For fifty years now, the Winzerkeller Andau has provided its currently almost 300 members with the opportunity to do together that which would be impossible for the individual. And since Austria's entry to the EU in 1995, the coöp has spared no expense—to the tune of some 10 Million Euros—in modernizing its grape-collection technique and winemaking procedures, to the point of reaching a very high standard of quality.

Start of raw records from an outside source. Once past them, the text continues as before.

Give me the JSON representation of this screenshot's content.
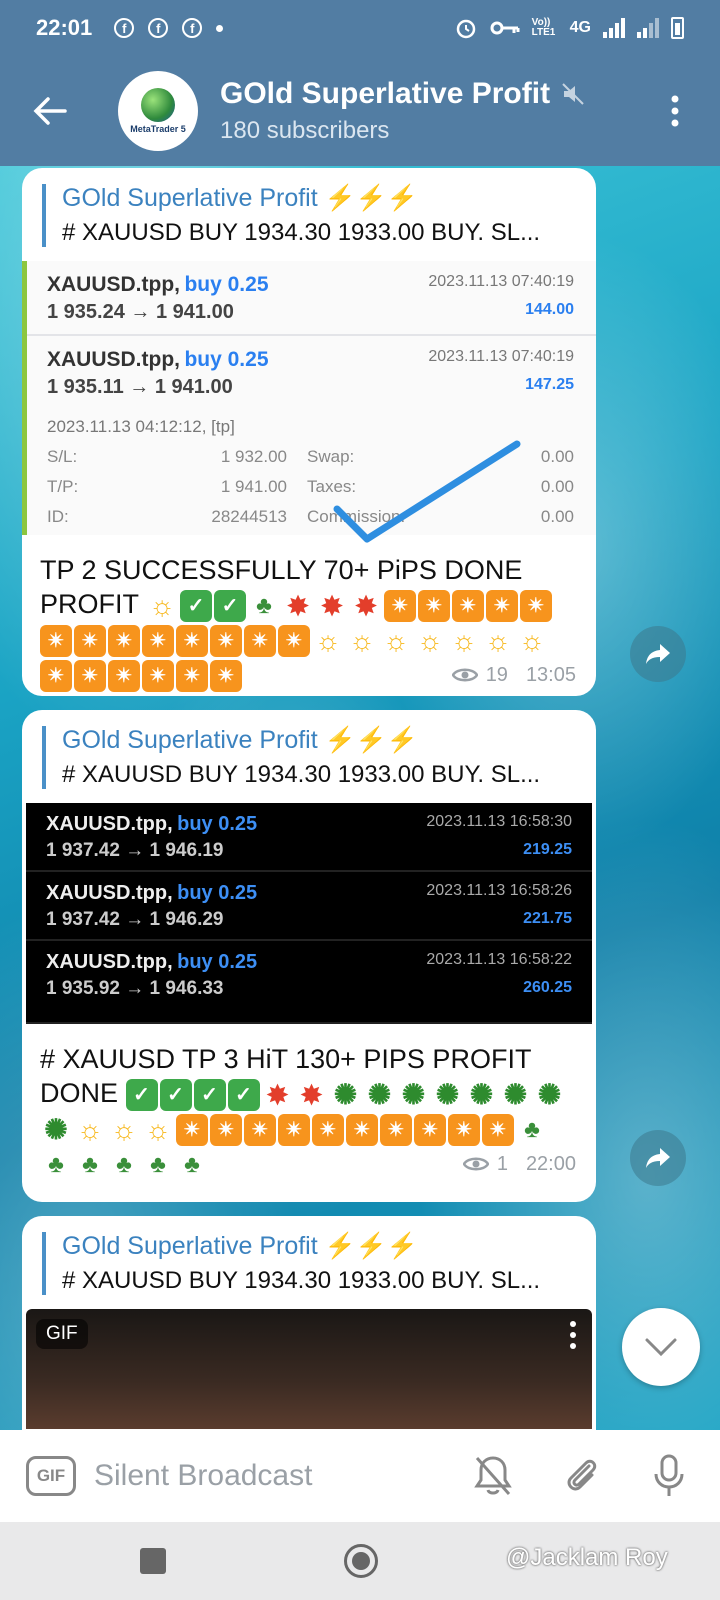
{
  "status_bar": {
    "time": "22:01",
    "network": "4G",
    "volte": "Vo)) LTE1",
    "icons": [
      "facebook-icon",
      "facebook-icon",
      "facebook-icon",
      "dot-icon",
      "alarm-icon",
      "vpn-key-icon",
      "signal-icon",
      "battery-icon"
    ]
  },
  "header": {
    "title": "GOld Superlative Profit",
    "subtitle": "180 subscribers",
    "avatar_text": "MetaTrader 5",
    "muted_icon": "mute-icon"
  },
  "posts": [
    {
      "reply_name": "GOld Superlative Profit ⚡⚡⚡",
      "reply_text": "# XAUUSD BUY 1934.30  1933.00 BUY.   SL...",
      "trades": [
        {
          "symbol": "XAUUSD.tpp,",
          "side": "buy 0.25",
          "prices": "1 935.24 → 1 941.00",
          "date": "2023.11.13 07:40:19",
          "profit": "144.00"
        },
        {
          "symbol": "XAUUSD.tpp,",
          "side": "buy 0.25",
          "prices": "1 935.11 → 1 941.00",
          "date": "2023.11.13 07:40:19",
          "profit": "147.25"
        }
      ],
      "details": {
        "opened": "2023.11.13 04:12:12, [tp]",
        "rows": [
          {
            "k1": "S/L:",
            "v1": "1 932.00",
            "k2": "Swap:",
            "v2": "0.00"
          },
          {
            "k1": "T/P:",
            "v1": "1 941.00",
            "k2": "Taxes:",
            "v2": "0.00"
          },
          {
            "k1": "ID:",
            "v1": "28244513",
            "k2": "Commission:",
            "v2": "0.00"
          }
        ]
      },
      "text_line1": "TP 2 SUCCESSFULLY 70+ PiPS DONE",
      "text_line2": "PROFIT",
      "views": "19",
      "time": "13:05"
    },
    {
      "reply_name": "GOld Superlative Profit ⚡⚡⚡",
      "reply_text": "# XAUUSD BUY 1934.30  1933.00 BUY.   SL...",
      "trades": [
        {
          "symbol": "XAUUSD.tpp,",
          "side": "buy 0.25",
          "prices": "1 937.42 → 1 946.19",
          "date": "2023.11.13 16:58:30",
          "profit": "219.25"
        },
        {
          "symbol": "XAUUSD.tpp,",
          "side": "buy 0.25",
          "prices": "1 937.42 → 1 946.29",
          "date": "2023.11.13 16:58:26",
          "profit": "221.75"
        },
        {
          "symbol": "XAUUSD.tpp,",
          "side": "buy 0.25",
          "prices": "1 935.92 → 1 946.33",
          "date": "2023.11.13 16:58:22",
          "profit": "260.25"
        }
      ],
      "text_line1": "# XAUUSD TP 3 HiT 130+ PIPS PROFIT",
      "text_line2": "DONE",
      "views": "1",
      "time": "22:00"
    },
    {
      "reply_name": "GOld Superlative Profit ⚡⚡⚡",
      "reply_text": "# XAUUSD BUY 1934.30  1933.00 BUY.   SL...",
      "gif_label": "GIF"
    }
  ],
  "input": {
    "gif_label": "GIF",
    "placeholder": "Silent Broadcast"
  },
  "watermark": "@Jacklam Roy",
  "colors": {
    "header_bg": "#527da3",
    "accent_blue": "#3b82bf",
    "buy_blue": "#2a7ff0"
  }
}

Andau is a little community of some 2400 souls, situated less than a mile from Austria's border with Hungary. Back in the days of barbed-wire, checkpoints and machine guns, this neighborhood had very little to rejoice about, being border-country, one that was in no way encouraged to feel pride at its Magyar heritage, even though the province had been part of Hungary until after the 1st World War. The vineyards bear fruit typical to the area: Blaufränkisch, Zweigelt, Sankt Laurent, Muskatt, Grüner Veltliner and Welschriesling.

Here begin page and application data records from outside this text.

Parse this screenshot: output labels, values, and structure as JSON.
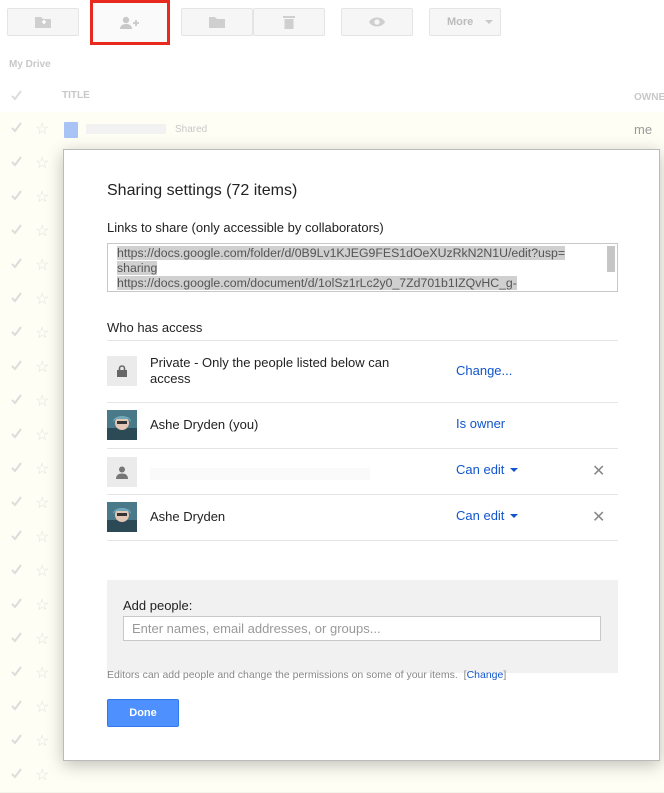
{
  "toolbar": {
    "more_label": "More"
  },
  "drive": {
    "breadcrumb": "My Drive",
    "columns": {
      "title": "TITLE",
      "owner": "OWNE"
    },
    "first_row": {
      "shared_label": "Shared",
      "owner": "me"
    }
  },
  "dialog": {
    "title": "Sharing settings (72 items)",
    "links_label": "Links to share (only accessible by collaborators)",
    "links_text": "https://docs.google.com/folder/d/0B9Lv1KJEG9FES1dOeXUzRkN2N1U/edit?usp=sharing\nhttps://docs.google.com/document/d/1olSz1rLc2y0_7Zd701b1IZQvHC_g-",
    "who_has_access": "Who has access",
    "access": [
      {
        "icon": "lock-icon",
        "name": "Private - Only the people listed below can access",
        "role": "Change..."
      },
      {
        "icon": "avatar",
        "name": "Ashe Dryden (you)",
        "role": "Is owner"
      },
      {
        "icon": "person-icon",
        "name": "",
        "role": "Can edit"
      },
      {
        "icon": "avatar",
        "name": "Ashe Dryden",
        "role": "Can edit"
      }
    ],
    "add_people_label": "Add people:",
    "add_people_placeholder": "Enter names, email addresses, or groups...",
    "editors_note": "Editors can add people and change the permissions on some of your items.",
    "editors_change_link": "Change",
    "done_label": "Done"
  },
  "colors": {
    "link": "#1155cc",
    "done_button": "#4d90fe",
    "highlight_border": "#e8291e"
  }
}
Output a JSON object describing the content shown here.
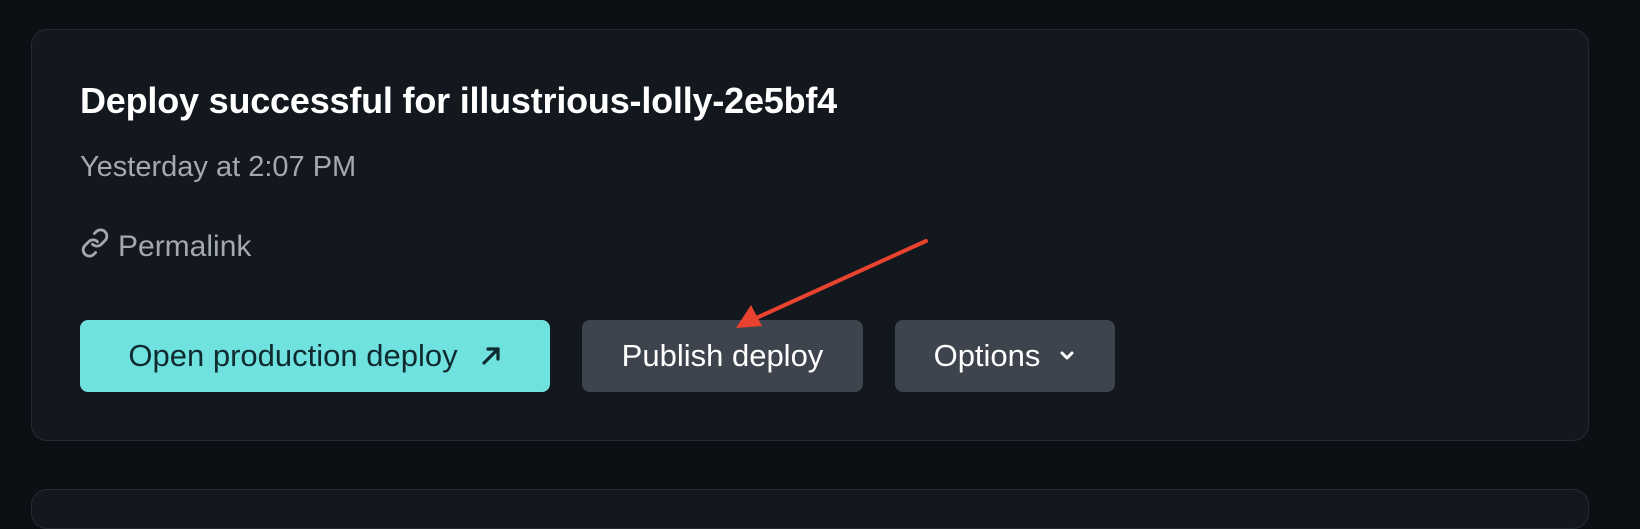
{
  "deploy": {
    "title": "Deploy successful for illustrious-lolly-2e5bf4",
    "timestamp": "Yesterday at 2:07 PM",
    "permalink_label": "Permalink"
  },
  "actions": {
    "open_production_label": "Open production deploy",
    "publish_label": "Publish deploy",
    "options_label": "Options"
  },
  "icons": {
    "permalink": "link-icon",
    "open_production": "arrow-up-right-icon",
    "options": "chevron-down-icon",
    "annotation": "red-arrow-annotation"
  },
  "colors": {
    "primary_button": "#6fe2e0",
    "secondary_button": "#3e444d",
    "annotation_arrow": "#e8432e"
  }
}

People have grown grapes here for the better part of millenia, and the culture has always included the fruit of the vine. Cultures change, and winemaking changes along with it. They have now a modern tasting room, and an aggressive marketing campaign is underway. But not all progress is negative! In these relatively prosperous times, the governing body of the Winzergenossenschaft can actually pay a premium for vine-owners to grow fewer bunches on each vine, achieving a higher standard of quality then hitherto thought possible for a coöperative effort—for growers who a generation earlier sold their wine in cask, and gave only the occasional thought to bottling it.

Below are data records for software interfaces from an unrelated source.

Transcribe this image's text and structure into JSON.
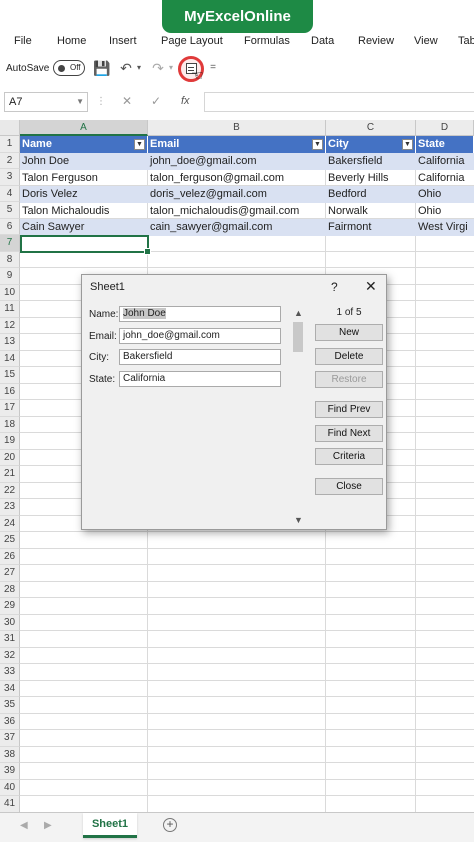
{
  "banner": {
    "title": "MyExcelOnline"
  },
  "menu": [
    "File",
    "Home",
    "Insert",
    "Page Layout",
    "Formulas",
    "Data",
    "Review",
    "View",
    "Tab"
  ],
  "qat": {
    "autosave_label": "AutoSave",
    "autosave_state": "Off",
    "more": "="
  },
  "formula_bar": {
    "name_box": "A7",
    "fx": "fx",
    "value": ""
  },
  "columns": [
    "A",
    "B",
    "C",
    "D"
  ],
  "rows": [
    "1",
    "2",
    "3",
    "4",
    "5",
    "6",
    "7",
    "8",
    "9",
    "10",
    "11",
    "12",
    "13",
    "14",
    "15",
    "16",
    "17",
    "18",
    "19",
    "20",
    "21",
    "22",
    "23",
    "24",
    "25",
    "26",
    "27",
    "28",
    "29",
    "30",
    "31",
    "32",
    "33",
    "34",
    "35",
    "36",
    "37",
    "38",
    "39",
    "40",
    "41"
  ],
  "table": {
    "headers": [
      "Name",
      "Email",
      "City",
      "State"
    ],
    "rows": [
      [
        "John Doe",
        "john_doe@gmail.com",
        "Bakersfield",
        "California"
      ],
      [
        "Talon Ferguson",
        "talon_ferguson@gmail.com",
        "Beverly Hills",
        "California"
      ],
      [
        "Doris Velez",
        "doris_velez@gmail.com",
        "Bedford",
        "Ohio"
      ],
      [
        "Talon Michaloudis",
        "talon_michaloudis@gmail.com",
        "Norwalk",
        "Ohio"
      ],
      [
        "Cain Sawyer",
        "cain_sawyer@gmail.com",
        "Fairmont",
        "West Virgi"
      ]
    ],
    "band_color": "#d9e1f2",
    "header_color": "#4472c4"
  },
  "dialog": {
    "title": "Sheet1",
    "help": "?",
    "close": "✕",
    "record": "1 of 5",
    "fields": [
      {
        "label": "Name:",
        "value": "John Doe"
      },
      {
        "label": "Email:",
        "value": "john_doe@gmail.com"
      },
      {
        "label": "City:",
        "value": "Bakersfield"
      },
      {
        "label": "State:",
        "value": "California"
      }
    ],
    "buttons": {
      "new": "New",
      "delete": "Delete",
      "restore": "Restore",
      "find_prev": "Find Prev",
      "find_next": "Find Next",
      "criteria": "Criteria",
      "close": "Close"
    }
  },
  "sheet_tab": "Sheet1",
  "accent": "#217346"
}
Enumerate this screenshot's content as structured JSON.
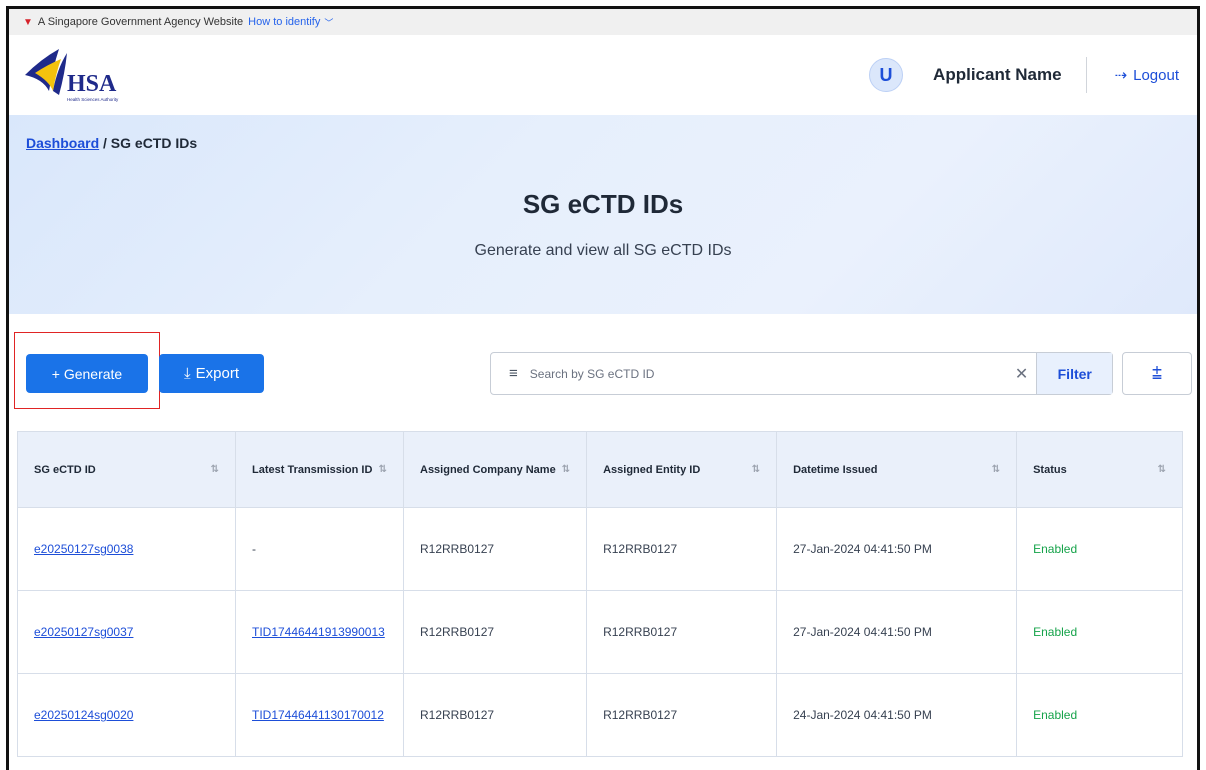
{
  "gov_banner": {
    "text": "A Singapore Government Agency Website",
    "identify_label": "How to identify"
  },
  "header": {
    "logo_text": "HSA",
    "logo_subtext": "Health Sciences Authority",
    "avatar_initial": "U",
    "applicant_name": "Applicant Name",
    "logout_label": "Logout"
  },
  "hero": {
    "breadcrumb_home": "Dashboard",
    "breadcrumb_separator": "/",
    "breadcrumb_current": "SG eCTD IDs",
    "title": "SG eCTD IDs",
    "subtitle": "Generate and view all SG eCTD IDs"
  },
  "toolbar": {
    "generate_label": "+ Generate",
    "export_label": "Export",
    "search_placeholder": "Search by SG eCTD ID",
    "filter_label": "Filter"
  },
  "table": {
    "columns": [
      "SG eCTD ID",
      "Latest Transmission ID",
      "Assigned Company Name",
      "Assigned Entity ID",
      "Datetime Issued",
      "Status"
    ],
    "rows": [
      {
        "id": "e20250127sg0038",
        "transmission": "-",
        "company": "R12RRB0127",
        "entity": "R12RRB0127",
        "datetime": "27-Jan-2024 04:41:50 PM",
        "status": "Enabled"
      },
      {
        "id": "e20250127sg0037",
        "transmission": "TID17446441913990013",
        "company": "R12RRB0127",
        "entity": "R12RRB0127",
        "datetime": "27-Jan-2024 04:41:50 PM",
        "status": "Enabled"
      },
      {
        "id": "e20250124sg0020",
        "transmission": "TID17446441130170012",
        "company": "R12RRB0127",
        "entity": "R12RRB0127",
        "datetime": "24-Jan-2024 04:41:50 PM",
        "status": "Enabled"
      }
    ]
  },
  "colors": {
    "primary": "#1a73e8",
    "link": "#1d4ed8",
    "status_enabled": "#16a34a",
    "highlight_box": "#e02424"
  },
  "icons": {
    "gov_lion": "lion-head-icon",
    "identify_chevron": "chevron-down-icon",
    "logout": "logout-icon",
    "export": "download-icon",
    "search": "filter-lines-icon",
    "clear": "close-icon",
    "sort": "sort-add-icon",
    "column_sort": "sort-arrows-icon"
  }
}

And so in addition to the popular GV Eiswein Fahrenheit 19, we're happy to add Zweigelt, St Laurent, Blaufränkisch and a dry Grüner Veltliner to our list, all of which deliver top-class performance for a middleclass price.
Powerful wines from the sunny banks of the narrow steppe lake known itself as Neusiedlersee. The hot and dry climate of the eastern banks, known as the Heideboden, offers ideal conditions for growing memorable wines in the categories red, white and nobly sweet. Weissburgunder, Chardonnay and Neuburger yield rich and ageworthy white wines, while the Zweigelt is the most prominent red variety, found in the bottle frequently in the company of Cabernet Sauvignon and Merlot. In the town of Gols, the growers' association Pannobile has done much to raise the reputation of the local red wines, and the recent influence of Biodynamics has had a very positive influence on Blaufränkisch produced in the region, rendering it more expressive and less oaky.